Bottom Line: A 39-year-old man received cardiopulmonary resuscitation from a cardiac arrest due to acute myocardial infarction.Even after more than 30 min of resuscitation, spontaneous circulation had not resumed.While an echocardiogram revealed improvements in myocardial function, a follow up chest radiograph showed increasing massive parenchymal infiltrations, and gas analysis of blood from the right radial artery revealed severe hypoxemia.

View Article: PubMed Central - PubMed

Affiliation: Deparment of Cardiology, Jeju National University Hospital, Jeju National University School of Medicine, Jeju, Korea.

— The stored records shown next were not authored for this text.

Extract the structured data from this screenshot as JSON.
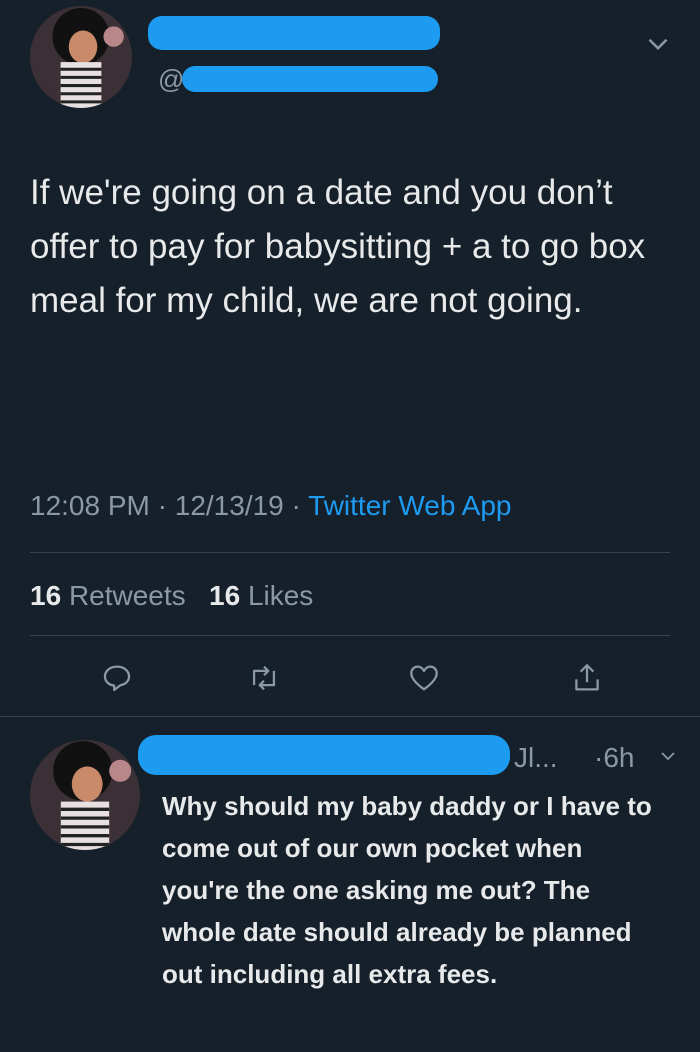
{
  "tweet": {
    "handle_prefix": "@",
    "text": "If we're going on a date and you don’t offer to pay for babysitting + a to go box meal for my child, we are not going.",
    "time": "12:08 PM",
    "date": "12/13/19",
    "source": "Twitter Web App",
    "retweets_count": "16",
    "retweets_label": "Retweets",
    "likes_count": "16",
    "likes_label": "Likes"
  },
  "reply": {
    "handle_tail": "Jl...",
    "age": "·6h",
    "text": "Why should my baby daddy or I have to come out of our own pocket when you're the one asking me out? The whole date should already be planned out including all extra fees."
  },
  "colors": {
    "background": "#15202b",
    "accent": "#1d9bf0",
    "muted": "#8b98a5",
    "text": "#e7e9ea"
  },
  "icons": [
    "chevron-down-icon",
    "reply-icon",
    "retweet-icon",
    "like-icon",
    "share-icon"
  ]
}
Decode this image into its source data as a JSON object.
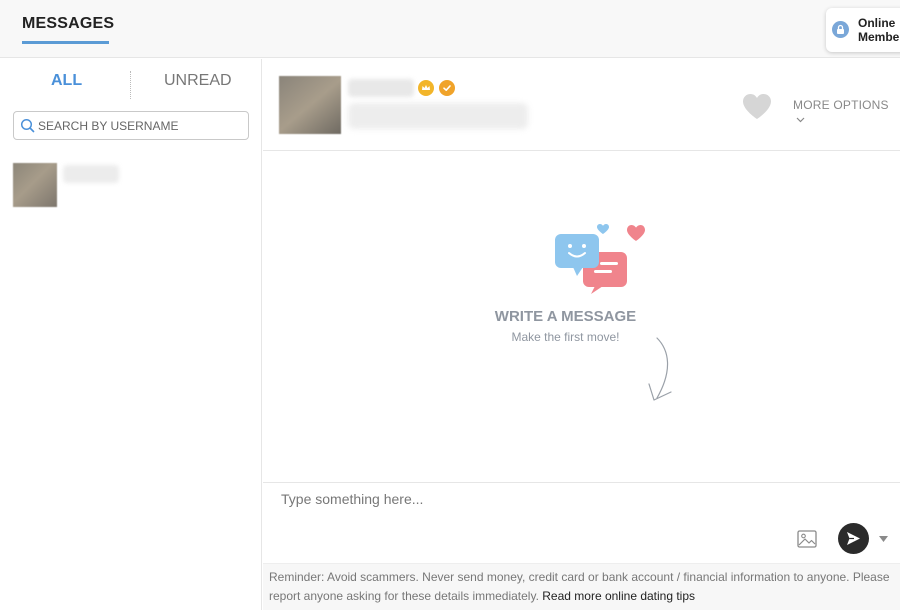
{
  "header": {
    "title": "MESSAGES",
    "online_members": {
      "line1": "Online",
      "line2": "Member"
    }
  },
  "sidebar": {
    "tabs": [
      {
        "label": "ALL",
        "active": true
      },
      {
        "label": "UNREAD",
        "active": false
      }
    ],
    "search": {
      "placeholder": "SEARCH BY USERNAME",
      "value": ""
    }
  },
  "chat": {
    "more_options_label": "MORE OPTIONS",
    "empty_state": {
      "title": "WRITE A MESSAGE",
      "subtitle": "Make the first move!"
    },
    "composer": {
      "placeholder": "Type something here...",
      "value": ""
    }
  },
  "footer": {
    "reminder": "Reminder: Avoid scammers. Never send money, credit card or bank account / financial information to anyone. Please report anyone asking for these details immediately.",
    "link_label": "Read more online dating tips"
  },
  "colors": {
    "accent": "#4a90d9",
    "tab_inactive": "#777777",
    "send_button": "#2b2b2b",
    "badge_gold": "#f2b52a",
    "bubble_blue": "#8ec6ee",
    "bubble_pink": "#f0848c"
  },
  "icons": {
    "online": "lock-icon",
    "search": "search-icon",
    "badge1": "crown-badge-icon",
    "badge2": "verified-check-icon",
    "favorite": "heart-icon",
    "more": "chevron-down-icon",
    "image": "image-icon",
    "send": "send-icon",
    "send_options": "caret-down-icon"
  }
}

ABSTRACT
Veno-arterial extracorporeal membrane oxygenation (ECMO) through the femoral vein and artery may cause differential hypoxia, i.e., lower PaO2 in the upper body than in the lower body, because of normal cardiac output with severe impairment of pulmonary function. Hereby, we report the diagnosis and the treatment of differential hypoxia caused by veno-arterial ECMO. A 39-year-old man received cardiopulmonary resuscitation from a cardiac arrest due to acute myocardial infarction. Even after more than 30 min of resuscitation, spontaneous circulation had not resumed. Next, we performed veno-arterial ECMO through the femoral artery and vein, and the patient recovered consciousness on the second day of ECMO. On day 5 of ECMO, he lost consciousness again and presented a generalized tonic-clonic seizure, and an electroencephalogram showed delta waves suggesting diffuse cerebral cortical dysfunction. While an echocardiogram revealed improvements in myocardial function, a follow up chest radiograph showed increasing massive parenchymal infiltrations, and gas analysis of blood from the right radial artery revealed severe hypoxemia. These findings indicated a definite diagnosis of differential hypoxia, and therefore, we inserted a 17-Fr cannula into the left subclavian vein as a return cannula. The patient's consciousness and pulmonary infiltrations were improved 2 days after veno-arterial-venous ECMO, and the electroencephalogram showed normal findings. To our knowledge, this is the first report of successful clinical management of differential hypoxia. We suggest that veno-arterial-venous ECMO could be the treatment of choice for differential hypoxia resulting from veno-arterial ECMO.

No MeSH data available.


Related in: MedlinePlus